While the collocation method enforces the residual to be zero at \(N\) points, the method of weighted residuals requires \(N\) weighted integrals of the residual to be zero. A weighted residual is simply the integral over the domain of the residual multiplied by a weight function, \(w(x)\). For example, in the one-dimensional diffusion problem we are considering, a weighted residual is,
By choosing \(N\) weight functions, \(w_ i(x)\) for \(i=1,\ldots ,N\), and setting these \(N\) weighted residuals to zero, we obtain \(N\) equations which we solve to determine the \(N\) unknown values of \(a_ j\).
We define the weighted residual for \(w_ i(x)\) to be
The method of weighted residuals requires
In the method of weighted residuals, the next step is to determine appropriate weight functions. A common approach, known as the Galerkin method, is to set the weight functions equal to the functions used to approximate the solution. That is,
For the heat diffusion example we have been considering, this would give weight functions as
Now, we must calculate the weighted residuals. For our example, we have
To do this integral, the following results were used:
Similarly, calculating \(R_2\):
where the following results have been used:
Finally, we can solve for \(a_1\) and \(a_2\) by setting the weighted residuals \(R_1\) and \(R_2\) to zero:
This could be written as a \(2\times 2\) matrix equation and solved, but the equations are decoupled and can be readily solved,
The results using this method of weighted residuals are shown in the figures below.
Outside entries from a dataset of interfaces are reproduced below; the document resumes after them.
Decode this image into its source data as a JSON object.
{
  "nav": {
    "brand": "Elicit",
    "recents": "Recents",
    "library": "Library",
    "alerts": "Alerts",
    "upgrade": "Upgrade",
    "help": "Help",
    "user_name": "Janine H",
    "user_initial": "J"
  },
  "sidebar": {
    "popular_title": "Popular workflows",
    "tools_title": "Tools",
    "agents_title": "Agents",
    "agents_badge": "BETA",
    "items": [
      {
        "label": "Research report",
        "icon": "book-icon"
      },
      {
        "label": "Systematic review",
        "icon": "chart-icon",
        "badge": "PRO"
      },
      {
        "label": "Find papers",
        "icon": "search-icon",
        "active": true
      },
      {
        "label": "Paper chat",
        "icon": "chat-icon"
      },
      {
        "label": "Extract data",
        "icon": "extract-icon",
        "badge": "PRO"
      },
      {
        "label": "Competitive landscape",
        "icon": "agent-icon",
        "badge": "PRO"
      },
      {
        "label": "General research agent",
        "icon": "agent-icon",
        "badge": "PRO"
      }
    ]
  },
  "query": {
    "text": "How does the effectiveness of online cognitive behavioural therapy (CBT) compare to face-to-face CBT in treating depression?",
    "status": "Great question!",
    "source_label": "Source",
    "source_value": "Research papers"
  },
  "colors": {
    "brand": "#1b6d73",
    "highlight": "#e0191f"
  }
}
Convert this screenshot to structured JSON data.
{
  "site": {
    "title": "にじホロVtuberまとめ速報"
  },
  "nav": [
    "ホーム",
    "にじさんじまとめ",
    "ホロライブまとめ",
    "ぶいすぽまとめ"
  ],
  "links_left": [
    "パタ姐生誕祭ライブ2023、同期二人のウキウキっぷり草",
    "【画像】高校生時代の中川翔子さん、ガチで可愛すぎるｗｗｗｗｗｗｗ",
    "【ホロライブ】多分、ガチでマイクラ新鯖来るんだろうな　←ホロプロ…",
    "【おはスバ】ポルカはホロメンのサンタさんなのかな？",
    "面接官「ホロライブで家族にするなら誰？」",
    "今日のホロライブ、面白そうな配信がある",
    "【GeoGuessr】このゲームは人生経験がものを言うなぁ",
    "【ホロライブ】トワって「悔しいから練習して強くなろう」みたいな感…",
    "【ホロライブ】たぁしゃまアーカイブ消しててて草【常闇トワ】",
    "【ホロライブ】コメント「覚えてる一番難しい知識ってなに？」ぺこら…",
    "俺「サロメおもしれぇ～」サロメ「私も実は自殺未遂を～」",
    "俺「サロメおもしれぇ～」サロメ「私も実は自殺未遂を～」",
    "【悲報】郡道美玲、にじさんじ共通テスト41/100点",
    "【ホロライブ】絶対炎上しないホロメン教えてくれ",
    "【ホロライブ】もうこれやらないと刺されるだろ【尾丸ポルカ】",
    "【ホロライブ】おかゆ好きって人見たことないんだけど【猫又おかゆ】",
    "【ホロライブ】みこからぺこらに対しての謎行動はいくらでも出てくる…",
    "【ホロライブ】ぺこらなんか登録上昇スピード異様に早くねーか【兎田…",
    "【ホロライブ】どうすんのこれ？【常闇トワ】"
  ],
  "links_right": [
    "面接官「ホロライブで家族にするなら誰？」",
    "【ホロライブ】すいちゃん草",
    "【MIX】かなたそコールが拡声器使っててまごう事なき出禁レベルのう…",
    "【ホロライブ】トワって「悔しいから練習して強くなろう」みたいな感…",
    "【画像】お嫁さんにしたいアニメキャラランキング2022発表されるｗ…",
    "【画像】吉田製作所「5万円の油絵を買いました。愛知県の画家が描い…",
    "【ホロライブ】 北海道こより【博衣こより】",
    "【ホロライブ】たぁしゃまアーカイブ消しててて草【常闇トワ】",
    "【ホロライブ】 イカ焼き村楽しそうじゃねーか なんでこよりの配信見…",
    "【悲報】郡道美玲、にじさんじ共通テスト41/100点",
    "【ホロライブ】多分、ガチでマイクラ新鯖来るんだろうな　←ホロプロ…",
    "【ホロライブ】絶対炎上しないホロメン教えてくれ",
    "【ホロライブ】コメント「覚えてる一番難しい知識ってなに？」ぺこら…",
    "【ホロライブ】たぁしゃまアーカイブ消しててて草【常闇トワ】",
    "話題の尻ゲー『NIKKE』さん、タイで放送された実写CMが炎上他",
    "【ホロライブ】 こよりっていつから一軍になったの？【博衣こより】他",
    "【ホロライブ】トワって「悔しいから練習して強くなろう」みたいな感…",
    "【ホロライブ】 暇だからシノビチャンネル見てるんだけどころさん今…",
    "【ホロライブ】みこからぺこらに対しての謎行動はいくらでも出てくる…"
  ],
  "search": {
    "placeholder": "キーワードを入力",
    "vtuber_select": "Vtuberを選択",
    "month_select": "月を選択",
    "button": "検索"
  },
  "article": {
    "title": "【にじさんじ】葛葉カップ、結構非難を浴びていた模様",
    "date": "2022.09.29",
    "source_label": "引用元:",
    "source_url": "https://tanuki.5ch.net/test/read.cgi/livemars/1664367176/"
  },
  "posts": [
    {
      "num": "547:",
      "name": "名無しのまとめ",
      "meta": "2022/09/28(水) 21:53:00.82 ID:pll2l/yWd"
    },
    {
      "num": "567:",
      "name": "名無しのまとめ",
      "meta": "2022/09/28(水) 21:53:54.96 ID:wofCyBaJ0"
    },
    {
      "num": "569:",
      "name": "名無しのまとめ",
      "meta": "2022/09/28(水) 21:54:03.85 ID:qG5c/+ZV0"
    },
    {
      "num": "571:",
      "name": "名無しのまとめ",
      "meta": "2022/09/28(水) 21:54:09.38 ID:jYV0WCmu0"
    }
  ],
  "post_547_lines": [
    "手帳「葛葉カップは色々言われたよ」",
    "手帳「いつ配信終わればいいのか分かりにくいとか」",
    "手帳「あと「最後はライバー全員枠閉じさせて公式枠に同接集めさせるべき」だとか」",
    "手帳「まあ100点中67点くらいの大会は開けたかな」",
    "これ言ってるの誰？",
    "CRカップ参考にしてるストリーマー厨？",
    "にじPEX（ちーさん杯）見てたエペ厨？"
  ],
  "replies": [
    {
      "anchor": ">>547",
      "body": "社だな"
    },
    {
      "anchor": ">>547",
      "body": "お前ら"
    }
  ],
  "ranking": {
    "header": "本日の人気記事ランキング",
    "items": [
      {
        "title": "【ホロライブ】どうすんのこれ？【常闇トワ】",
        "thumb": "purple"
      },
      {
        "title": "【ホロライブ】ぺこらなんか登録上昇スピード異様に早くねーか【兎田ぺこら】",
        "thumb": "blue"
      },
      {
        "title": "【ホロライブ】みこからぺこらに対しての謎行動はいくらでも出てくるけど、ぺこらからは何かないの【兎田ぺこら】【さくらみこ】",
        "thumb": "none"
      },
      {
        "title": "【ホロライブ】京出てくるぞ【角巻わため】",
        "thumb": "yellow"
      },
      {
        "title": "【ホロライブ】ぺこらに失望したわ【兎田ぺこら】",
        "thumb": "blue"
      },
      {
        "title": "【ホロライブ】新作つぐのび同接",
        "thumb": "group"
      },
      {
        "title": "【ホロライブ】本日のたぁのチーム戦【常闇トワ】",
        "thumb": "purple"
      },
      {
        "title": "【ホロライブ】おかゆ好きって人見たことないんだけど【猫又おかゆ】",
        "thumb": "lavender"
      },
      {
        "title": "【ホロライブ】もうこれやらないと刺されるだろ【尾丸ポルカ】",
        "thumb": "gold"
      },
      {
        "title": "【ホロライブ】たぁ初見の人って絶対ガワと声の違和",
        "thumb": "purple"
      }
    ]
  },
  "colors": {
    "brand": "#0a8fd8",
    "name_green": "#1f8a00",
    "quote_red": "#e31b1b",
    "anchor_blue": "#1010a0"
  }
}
Comparison with the collocation method results shows that the method of weighted residuals is more accurate in this case.